BETHESDA, Md--A multistate, case-control study involving more than 1,200
children has failed to document a link between electromagnetic fields in
and around the home and acute lymphoblastic leukemia (ALL), the most common
form of cancer in children.
"Our study, overall, shows no evidence of an increased risk of
childhood ALL at residential magnetic field levels experienced by most
children in this country," said lead investigator Martha Linet, MD,
of the National Cancer Institute. "The results do not support the
hypothesis that children living in homes with high measured levels of magnetic
fields or high wire code levels have an increased risk."
[Wire code levels are based on power-line thickness, configuration,
and distance from the home, and closely correlate with magnetic field levels.]
Dr. Linet and her colleagues at the NCI and the Children's Cancer Group
(CCG) described the findings in a briefing at the National Institutes of
Health. Their full report appeared in the July 3, 1997, issue of the New
England Journal of Medicine.
"Some people claim that epidemiological studies are never definitive,"
Lawrence J. Fischer, PhD, director of the Institute for Environmental Toxicology,
Michigan State University, and chairman of the study's advisory group,
said at the briefing. "But this study certainly, in my view, tips
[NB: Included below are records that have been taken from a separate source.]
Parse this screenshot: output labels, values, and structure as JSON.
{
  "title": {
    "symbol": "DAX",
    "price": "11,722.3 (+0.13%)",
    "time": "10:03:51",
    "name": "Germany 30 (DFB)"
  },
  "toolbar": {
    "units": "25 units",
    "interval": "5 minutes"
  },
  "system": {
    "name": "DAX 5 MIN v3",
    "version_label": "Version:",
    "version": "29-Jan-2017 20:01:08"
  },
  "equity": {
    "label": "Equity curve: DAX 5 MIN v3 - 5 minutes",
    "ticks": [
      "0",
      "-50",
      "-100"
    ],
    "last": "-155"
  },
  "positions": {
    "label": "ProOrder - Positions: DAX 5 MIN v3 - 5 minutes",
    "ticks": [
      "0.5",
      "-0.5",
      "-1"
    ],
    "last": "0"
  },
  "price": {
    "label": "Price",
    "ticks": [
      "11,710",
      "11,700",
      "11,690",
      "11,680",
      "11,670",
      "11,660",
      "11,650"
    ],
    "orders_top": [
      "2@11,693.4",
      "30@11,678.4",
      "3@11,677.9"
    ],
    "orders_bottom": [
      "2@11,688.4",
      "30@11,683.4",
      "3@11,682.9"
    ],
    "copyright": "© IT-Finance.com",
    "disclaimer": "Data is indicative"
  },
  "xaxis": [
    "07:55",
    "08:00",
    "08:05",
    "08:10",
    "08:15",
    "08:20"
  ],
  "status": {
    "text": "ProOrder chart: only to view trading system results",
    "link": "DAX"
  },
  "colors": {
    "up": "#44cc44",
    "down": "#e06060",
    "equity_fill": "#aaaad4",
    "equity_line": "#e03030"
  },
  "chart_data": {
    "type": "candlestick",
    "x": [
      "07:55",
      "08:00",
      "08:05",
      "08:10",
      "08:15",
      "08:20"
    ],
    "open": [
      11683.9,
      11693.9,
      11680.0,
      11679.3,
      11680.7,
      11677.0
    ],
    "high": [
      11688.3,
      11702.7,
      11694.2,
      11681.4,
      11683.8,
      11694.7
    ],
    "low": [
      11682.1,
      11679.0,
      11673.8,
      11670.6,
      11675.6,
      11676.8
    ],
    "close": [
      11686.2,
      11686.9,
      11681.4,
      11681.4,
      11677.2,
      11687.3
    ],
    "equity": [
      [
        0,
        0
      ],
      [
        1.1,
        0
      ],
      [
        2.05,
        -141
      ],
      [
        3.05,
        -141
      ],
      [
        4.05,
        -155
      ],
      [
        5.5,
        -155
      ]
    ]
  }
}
the scale to indicate that exposure to magnetic fields is not a major,
and probably not even a minor, component of cancer causation."
About 1,600 children will die of ALL in 1997, according to the American
Cancer Society. The issue of whether magnetic fields have contributed to
the rise in ALL that has occurred since 1974 has remained unresolved since
the first report suggesting a cancer link in 1979.
Last year, in an analysis of more than 500 studies, the National Research
Council (NRC) reported a "weak statistical correlation between childhood
cancer and wire configuration," but the new study suggests that even
this weak correlation can be explained by problems with study methodology.
The NCI/CCG study was designed specifically to address factors that
might account for the NRC findings and to overcome a number of shortcomings
noted in previous studies.
For example, the current study is four times larger than the next-largest
US study; in this study, magnetic field levels were measured inside the
home rather than estimated by examining power lines outside the home; measurements
were not limited to a single residence per child and were made within two
years of the child's diagnosis instead of many years later; and, finally,
the data collectors in the NCI study were blinded as to which children
had leukemia and which did not.
The new study enrolled 638 children with ALL who were under 15 years
of age; 58% were younger than age 5. Another 620 healthy children served
as controls, matched for age, race, and telephone exchange. All the children
lived in one of nine states: Illinois, Indiana, Iowa, Michigan, Minnesota,
New Jersey, Ohio, Pennsylvania, and Wisconsin.
The researchers measured magnetic fields in the children's current and
former homes, including those where their mothers lived during pregnancy.
They also assigned wire code levels to the homes.
The exposure measurements consisted of electronic meter readings taken
in a child's bedroom every 30 seconds for 24 hours. In addition, 30-second
"spot" measurements were made in the bedroom, family room, kitchen,
and the room the mother slept in when pregnant with the child.
Dr. Linet acknowledged that even this approach has its limitations.
"It is not known how well a single, 24-hour measurement taken in a
child's bedroom over one day characterizes that child's current magnetic
fields exposure, much less a child's overall exposure during earlier years,"
Four Levels of Exposure
The children were divided into four groups, based on the level of magnetic
fields to which they were exposed: below 0.065 µT (microtesla) (44.6%
of the 1,241 children with magnetic field measurements); 0.065 to 0.099
µT (19.3%); 0.1 to 0.199 µT (23.3%); and 0.2 µT or above
Although the middle two groups each showed a 10% increased risk of ALL,
compared with the children with the lowest exposure, and the highest group
showed a 24% increase, the team said these increases were not statistically
significant. Furthermore, there was no dose-response pattern of increasing
risk with increasing exposure.
Wire code classifications were also divided into four groups: underground
or very low exposure (43.5% of the 804 children classified); ordinary low
(28.6%); ordinary high (21.6%); and very high (6.2%).
The ordinary low exposure group had a 7% higher ALL risk than the very
low group, but the ordinary high group had a 1% lower risk than the very
low group, and the very high group had a 12% lower risk. Again, there was
no statistically significant difference.
"This is a strong study; it eliminates problems present in other
studies," Dr. Fischer said. "The results should be welcomed by
persons who must make decision regarding the mode with which we transmit
electrical power. It should also help scientists turn their attention to
research that may provide more productive results leading to the cause,
treatment, and prevention of this dread disease."
The magnetic fields study is part of a much larger ALL study being conducted
by the CCG involving 1,900 cases and 1,900 controls. Researchers are looking
at both genetic and environmental issues, including infections, parental
occupation and lifestyle, possible medical contributions (x-rays, drugs),
and specific exposures (pesticides, radon, solvents). The first of a series
of reports will be published early next year.